Too much ice? Read part two (tomorrow) for the FIRE!

Stay Curious

– O

Sneak Peek at our Woods Canada application

April Favourites – Where the adventures are beginning

Favourite Adventure:

April has been one hell of an adventure. From biking riding, to geocaching, to hiking, to kayaking, to dog sitting, I am taking every advantage of the nice weather! It’s that time in Canada where, even though it is only 10 degrees outside, people are starting to wear t-shirts.



Bucket list to win!

I’ve a big promoter of bucket lists. Since I started writing down the things I have wanted to do – from vague ideas to planned events – I have experienced more than I ever thought I would.

In fact, I love bucket lists so much I was even interviewed about them.

So when Transun is offering a chance to see the Northern Lights by choosing your top three travel destinations, I had to jump at the chance, even if it means choosing only three.

I’ve been lucky enough to live in a country where you can see the northern lights. Especially up North. But I have yet to photograph them. And that is definitely on my bucket list.

Here are my top three travel destinations:


Hiking Log - Seek

Why Keep a Hiking Log – Free Printable

Who would Lewis and Clark, or Marco Polo, or Ferdinand Magellan be without record keeping. Their discoveries and accomplishments would be lost over time (even though Magellan had someone write for him).

If you like to dream of yourself of as an explorer of the world, like myself, then keeping a log means more than a report. It is a chance to be creative while recording your nature outings. In some cases, like the Bruce Trail, in order to receive badges for end-to-end hikes you must send in your hiking logs.

This summer I have some big plans, including big hiking trips and small geocaching trips, so I don’t want to forget any details. That’s why I’ve started a hiking log. It helps me keep track of the important information, like starting/end points, duration, and observances.


Explore the Elements


You dont have to tell me twice about entering a photo contest. I love the excuse to peruse old photos and relive favourites. Thankfully, there are some great contests out there, like Explore the Elements contest by Thomas Cook.

To enter is simple, publish four photographs, one for each of the elements – earth, air, fire, and water – then nominate five other bloggers to do the same.


“Represents the hard, solid objects of the earth Associated with stubbornness, collectiveness , physicality and gravity”

It is hard to explain the Rockies to someone. “A mountain range” doesn’t cut it, nor does “A park in the mountains”. The Rockies is a quintessential Canadian symbol of hardship, exploration, and conservation. From the very first National Park, to the daring modern adventures, Jasper and Banff National Parks are the perfect way to celebrate the meaning of Earth.

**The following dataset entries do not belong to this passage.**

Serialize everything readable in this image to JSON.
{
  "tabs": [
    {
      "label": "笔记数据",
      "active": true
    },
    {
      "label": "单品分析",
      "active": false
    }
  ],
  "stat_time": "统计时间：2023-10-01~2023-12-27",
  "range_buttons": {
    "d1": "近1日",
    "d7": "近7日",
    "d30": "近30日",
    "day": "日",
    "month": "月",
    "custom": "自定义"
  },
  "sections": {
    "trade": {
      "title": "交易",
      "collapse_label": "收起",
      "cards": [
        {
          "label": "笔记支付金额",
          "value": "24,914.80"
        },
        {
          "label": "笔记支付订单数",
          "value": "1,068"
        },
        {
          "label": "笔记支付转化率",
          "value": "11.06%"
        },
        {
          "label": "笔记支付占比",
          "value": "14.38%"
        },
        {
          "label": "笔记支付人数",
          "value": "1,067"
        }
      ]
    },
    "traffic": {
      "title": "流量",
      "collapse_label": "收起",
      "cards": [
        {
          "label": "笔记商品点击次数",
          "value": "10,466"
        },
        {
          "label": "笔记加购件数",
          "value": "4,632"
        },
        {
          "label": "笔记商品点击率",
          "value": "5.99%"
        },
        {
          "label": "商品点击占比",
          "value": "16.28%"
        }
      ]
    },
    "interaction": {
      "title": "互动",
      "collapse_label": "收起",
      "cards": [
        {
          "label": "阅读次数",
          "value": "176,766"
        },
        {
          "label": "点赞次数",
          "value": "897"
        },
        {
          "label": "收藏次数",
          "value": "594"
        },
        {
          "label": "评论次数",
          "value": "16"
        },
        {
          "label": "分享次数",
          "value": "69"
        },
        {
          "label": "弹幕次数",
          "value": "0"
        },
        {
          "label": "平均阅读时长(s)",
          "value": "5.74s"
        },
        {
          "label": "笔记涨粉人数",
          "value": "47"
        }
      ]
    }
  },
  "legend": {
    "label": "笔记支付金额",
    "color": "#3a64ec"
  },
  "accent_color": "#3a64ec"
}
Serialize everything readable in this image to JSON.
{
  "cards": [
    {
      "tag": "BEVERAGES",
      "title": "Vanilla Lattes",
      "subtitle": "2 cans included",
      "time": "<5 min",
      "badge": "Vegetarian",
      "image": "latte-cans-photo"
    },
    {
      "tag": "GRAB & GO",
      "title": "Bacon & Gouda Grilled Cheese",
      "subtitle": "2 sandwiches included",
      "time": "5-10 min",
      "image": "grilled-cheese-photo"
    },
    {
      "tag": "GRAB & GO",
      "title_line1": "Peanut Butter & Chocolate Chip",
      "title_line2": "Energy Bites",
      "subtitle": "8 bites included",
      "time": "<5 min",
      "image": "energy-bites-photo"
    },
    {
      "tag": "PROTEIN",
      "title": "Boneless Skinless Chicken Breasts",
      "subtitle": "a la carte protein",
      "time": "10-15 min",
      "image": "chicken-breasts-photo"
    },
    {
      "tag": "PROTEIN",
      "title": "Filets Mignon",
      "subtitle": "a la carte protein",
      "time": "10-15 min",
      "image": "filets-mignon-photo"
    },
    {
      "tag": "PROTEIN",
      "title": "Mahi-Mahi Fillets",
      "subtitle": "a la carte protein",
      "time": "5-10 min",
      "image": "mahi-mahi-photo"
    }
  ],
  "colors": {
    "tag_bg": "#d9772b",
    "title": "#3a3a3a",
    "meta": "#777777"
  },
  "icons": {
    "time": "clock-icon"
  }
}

“Represents things that grow, expand, and enjoy freedom of movement Associated with will, elusiveness, evasiveness, benevolence, compassion, and wisdom”

There is a reason they say that there is always a breeze on the Prairies; there is something magical about the wide open sky. The Canadian Prairies are probably one of my favourite parts of this country, the crazy weather, the beautiful night skies, and thousands of kilometres for that breeze to whisper through.

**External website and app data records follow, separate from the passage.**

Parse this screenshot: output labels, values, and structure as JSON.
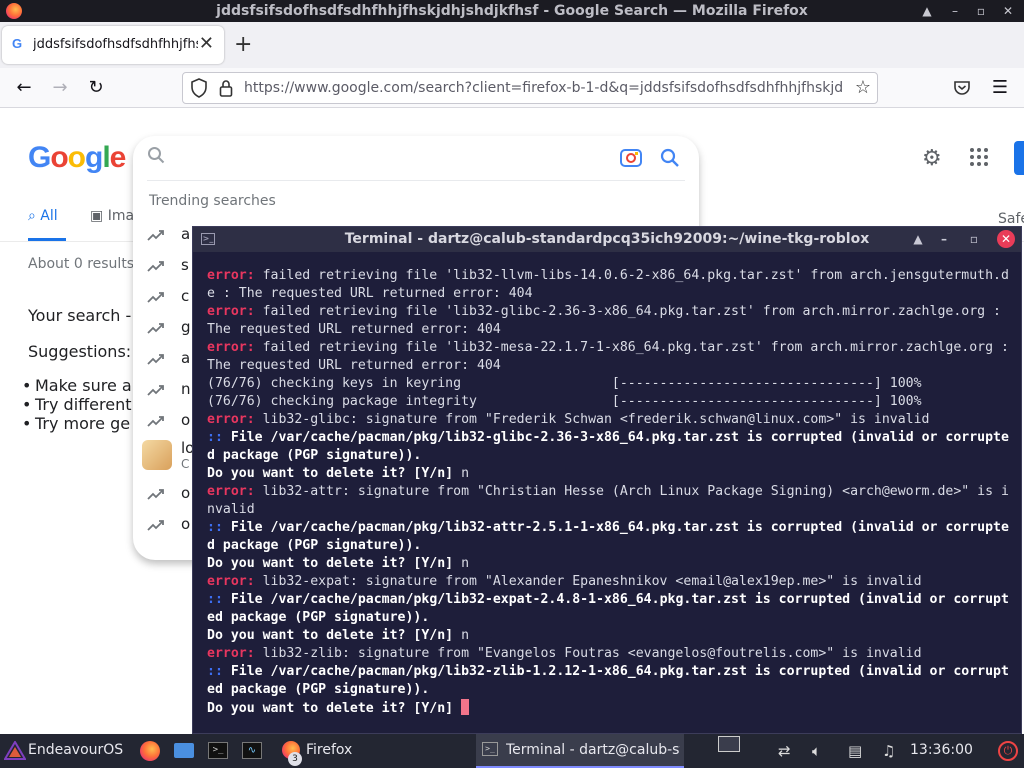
{
  "firefox": {
    "window_title": "jddsfsifsdofhsdfsdhfhhjfhskjdhjshdjkfhsf - Google Search — Mozilla Firefox",
    "tab_title": "jddsfsifsdofhsdfsdhfhhjfhskjdhjshdjkfhsf",
    "url": "https://www.google.com/search?client=firefox-b-1-d&q=jddsfsifsdofhsdfsdhfhhjfhskjdhjshdjkfhsf",
    "tab_close": "✕",
    "new_tab": "+"
  },
  "google": {
    "logo_letters": [
      "G",
      "o",
      "o",
      "g",
      "l",
      "e"
    ],
    "tabs": {
      "all": "All",
      "images": "Ima"
    },
    "safe_search": "Safe",
    "results_count": "About 0 results (0",
    "your_search": "Your search - jo",
    "suggestions_title": "Suggestions:",
    "suggestions": [
      "Make sure a",
      "Try different",
      "Try more ge"
    ],
    "dropdown": {
      "trending_label": "Trending searches",
      "items": [
        "a",
        "s",
        "c",
        "g",
        "a",
        "n",
        "o"
      ],
      "thumb_item": {
        "title": "lo",
        "subtitle": "C"
      },
      "items_after": [
        "o",
        "o"
      ]
    }
  },
  "terminal": {
    "title": "Terminal - dartz@calub-standardpcq35ich92009:~/wine-tkg-roblox",
    "lines": [
      [
        [
          "err",
          "error:"
        ],
        [
          "txt",
          " failed retrieving file 'lib32-llvm-libs-14.0.6-2-x86_64.pkg.tar.zst' from arch.jensgutermuth.de : The requested URL returned error: 404"
        ]
      ],
      [
        [
          "err",
          "error:"
        ],
        [
          "txt",
          " failed retrieving file 'lib32-glibc-2.36-3-x86_64.pkg.tar.zst' from arch.mirror.zachlge.org : The requested URL returned error: 404"
        ]
      ],
      [
        [
          "err",
          "error:"
        ],
        [
          "txt",
          " failed retrieving file 'lib32-mesa-22.1.7-1-x86_64.pkg.tar.zst' from arch.mirror.zachlge.org : The requested URL returned error: 404"
        ]
      ],
      [
        [
          "txt",
          "(76/76) checking keys in keyring                   [--------------------------------] 100%"
        ]
      ],
      [
        [
          "txt",
          "(76/76) checking package integrity                 [--------------------------------] 100%"
        ]
      ],
      [
        [
          "err",
          "error:"
        ],
        [
          "txt",
          " lib32-glibc: signature from \"Frederik Schwan <frederik.schwan@linux.com>\" is invalid"
        ]
      ],
      [
        [
          "arrow",
          ":: "
        ],
        [
          "bold",
          "File /var/cache/pacman/pkg/lib32-glibc-2.36-3-x86_64.pkg.tar.zst is corrupted (invalid or corrupted package (PGP signature))."
        ]
      ],
      [
        [
          "bold",
          "Do you want to delete it? [Y/n]"
        ],
        [
          "txt",
          " n"
        ]
      ],
      [
        [
          "err",
          "error:"
        ],
        [
          "txt",
          " lib32-attr: signature from \"Christian Hesse (Arch Linux Package Signing) <arch@eworm.de>\" is invalid"
        ]
      ],
      [
        [
          "arrow",
          ":: "
        ],
        [
          "bold",
          "File /var/cache/pacman/pkg/lib32-attr-2.5.1-1-x86_64.pkg.tar.zst is corrupted (invalid or corrupted package (PGP signature))."
        ]
      ],
      [
        [
          "bold",
          "Do you want to delete it? [Y/n]"
        ],
        [
          "txt",
          " n"
        ]
      ],
      [
        [
          "err",
          "error:"
        ],
        [
          "txt",
          " lib32-expat: signature from \"Alexander Epaneshnikov <email@alex19ep.me>\" is invalid"
        ]
      ],
      [
        [
          "arrow",
          ":: "
        ],
        [
          "bold",
          "File /var/cache/pacman/pkg/lib32-expat-2.4.8-1-x86_64.pkg.tar.zst is corrupted (invalid or corrupted package (PGP signature))."
        ]
      ],
      [
        [
          "bold",
          "Do you want to delete it? [Y/n]"
        ],
        [
          "txt",
          " n"
        ]
      ],
      [
        [
          "err",
          "error:"
        ],
        [
          "txt",
          " lib32-zlib: signature from \"Evangelos Foutras <evangelos@foutrelis.com>\" is invalid"
        ]
      ],
      [
        [
          "arrow",
          ":: "
        ],
        [
          "bold",
          "File /var/cache/pacman/pkg/lib32-zlib-1.2.12-1-x86_64.pkg.tar.zst is corrupted (invalid or corrupted package (PGP signature))."
        ]
      ],
      [
        [
          "bold",
          "Do you want to delete it? [Y/n] "
        ]
      ]
    ]
  },
  "taskbar": {
    "start_label": "EndeavourOS",
    "firefox_task": "Firefox",
    "firefox_badge": "3",
    "terminal_task": "Terminal - dartz@calub-st...",
    "clock": "13:36:00"
  },
  "colors": {
    "google_blue": "#1a73e8",
    "terminal_bg": "#1e1e3a",
    "error_red": "#e8365f",
    "close_red": "#e93c58"
  },
  "icons": [
    "firefox-icon",
    "google-icon",
    "shield-icon",
    "lock-icon",
    "star-icon",
    "pocket-icon",
    "menu-icon",
    "gear-icon",
    "apps-icon",
    "search-icon",
    "lens-icon",
    "trending-icon",
    "terminal-icon",
    "folder-icon",
    "volume-icon",
    "clock"
  ]
}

“Represents the energetic, forceful, moving things in the world Associated with security, motivation, desire, intention, and an outgoing spirit”

Fire represents more than just an elements. Its about passion and spirit. These horses on the crest of a hill embodies the spirit of Montana. Hard work, ranch life, and big sky country are written in this photo.

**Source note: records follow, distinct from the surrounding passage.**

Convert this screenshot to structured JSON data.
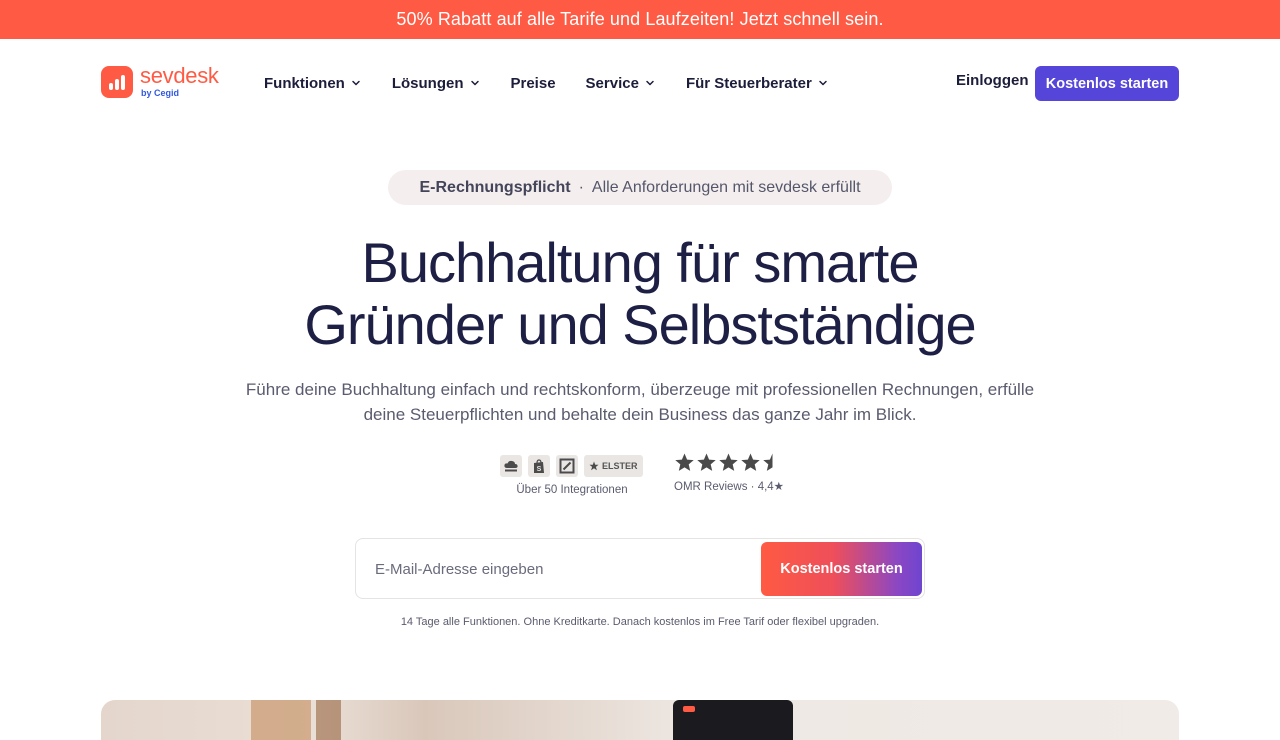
{
  "promo": {
    "text": "50% Rabatt auf alle Tarife und Laufzeiten! Jetzt schnell sein."
  },
  "header": {
    "logo": {
      "word": "sevdesk",
      "sub": "by Cegid"
    },
    "nav": [
      {
        "label": "Funktionen",
        "has_dropdown": true
      },
      {
        "label": "Lösungen",
        "has_dropdown": true
      },
      {
        "label": "Preise",
        "has_dropdown": false
      },
      {
        "label": "Service",
        "has_dropdown": true
      },
      {
        "label": "Für Steuerberater",
        "has_dropdown": true
      }
    ],
    "login_label": "Einloggen",
    "cta_label": "Kostenlos starten"
  },
  "hero": {
    "pill_strong": "E-Rechnungspflicht",
    "pill_separator": "·",
    "pill_text": "Alle Anforderungen mit sevdesk erfüllt",
    "title_line1": "Buchhaltung für smarte",
    "title_line2": "Gründer und Selbstständige",
    "subtitle_line1": "Führe deine Buchhaltung einfach und rechtskonform, überzeuge mit professionellen Rechnungen, erfülle",
    "subtitle_line2": "deine Steuerpflichten und behalte dein Business das ganze Jahr im Blick."
  },
  "trust": {
    "integrations": {
      "icons": [
        "datev-cloud-icon",
        "shopify-icon",
        "deutsche-bank-icon",
        "elster-icon"
      ],
      "elster_label": "ELSTER",
      "label": "Über 50 Integrationen"
    },
    "reviews": {
      "rating": 4.4,
      "max": 5,
      "label": "OMR Reviews · 4,4★"
    }
  },
  "signup": {
    "email_placeholder": "E-Mail-Adresse eingeben",
    "email_value": "",
    "cta_label": "Kostenlos starten",
    "fine_print": "14 Tage alle Funktionen. Ohne Kreditkarte. Danach kostenlos im Free Tarif oder flexibel upgraden."
  },
  "colors": {
    "brand_orange": "#ff5a43",
    "brand_purple": "#5546d9",
    "heading": "#1e1f45",
    "pill_bg": "#f4efee"
  }
}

“Represents the fluid, flowing, formless things in the world Associated with emotion, defensiveness, adaptability, flexibility, suppleness, and magnetism”

The island of Paros in Greece left me breathless. I took this one of my travel buddy Elizabeth while relaxing at the end of our trip. The endless water of an infinity pool and the Mediterranean Sea give a surreal feel.

Now I get to nominate others. Here are five bloggers (and great photographers) that I have had the pleasure of knowing and working with in the past.

Go forth nominees and spread creativity to the world with your great photos (I mean you could win a laptop, a smartphone, a new camera, or a £5,000 travel fund)

Stay Curious,